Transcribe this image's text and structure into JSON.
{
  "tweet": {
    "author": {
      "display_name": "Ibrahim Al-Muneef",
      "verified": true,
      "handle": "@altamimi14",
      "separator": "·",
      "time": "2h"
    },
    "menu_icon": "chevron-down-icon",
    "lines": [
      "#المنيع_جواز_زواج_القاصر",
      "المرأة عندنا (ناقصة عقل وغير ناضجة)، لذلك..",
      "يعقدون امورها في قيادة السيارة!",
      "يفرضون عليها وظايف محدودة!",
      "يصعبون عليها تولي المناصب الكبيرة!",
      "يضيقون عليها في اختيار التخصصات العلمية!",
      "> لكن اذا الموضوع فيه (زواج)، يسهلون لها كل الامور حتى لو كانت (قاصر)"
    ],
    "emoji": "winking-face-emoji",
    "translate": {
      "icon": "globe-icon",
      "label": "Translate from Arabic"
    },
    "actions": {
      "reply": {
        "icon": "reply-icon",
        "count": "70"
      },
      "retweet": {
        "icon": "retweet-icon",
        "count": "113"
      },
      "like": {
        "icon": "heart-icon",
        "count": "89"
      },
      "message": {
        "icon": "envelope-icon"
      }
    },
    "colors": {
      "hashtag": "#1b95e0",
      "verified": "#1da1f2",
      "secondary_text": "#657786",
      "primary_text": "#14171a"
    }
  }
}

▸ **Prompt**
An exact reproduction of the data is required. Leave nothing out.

▸ **Result for this exercise**
Transcribe this image's text and structure into JSON.
{
  "tweet": {
    "author": {
      "display_name": "Ibrahim Al-Muneef",
      "verified": true,
      "handle": "@altamimi14",
      "separator": "·",
      "time": "2h"
    },
    "menu_icon": "chevron-down-icon",
    "lines": [
      "#المنيع_جواز_زواج_القاصر",
      "المرأة عندنا (ناقصة عقل وغير ناضجة)، لذلك..",
      "يعقدون امورها في قيادة السيارة!",
      "يفرضون عليها وظايف محدودة!",
      "يصعبون عليها تولي المناصب الكبيرة!",
      "يضيقون عليها في اختيار التخصصات العلمية!",
      "> لكن اذا الموضوع فيه (زواج)، يسهلون لها كل الامور حتى لو كانت (قاصر)"
    ],
    "emoji": "winking-face-emoji",
    "translate": {
      "icon": "globe-icon",
      "label": "Translate from Arabic"
    },
    "actions": {
      "reply": {
        "icon": "reply-icon",
        "count": "70"
      },
      "retweet": {
        "icon": "retweet-icon",
        "count": "113"
      },
      "like": {
        "icon": "heart-icon",
        "count": "89"
      },
      "message": {
        "icon": "envelope-icon"
      }
    },
    "colors": {
      "hashtag": "#1b95e0",
      "verified": "#1da1f2",
      "secondary_text": "#657786",
      "primary_text": "#14171a"
    }
  }
}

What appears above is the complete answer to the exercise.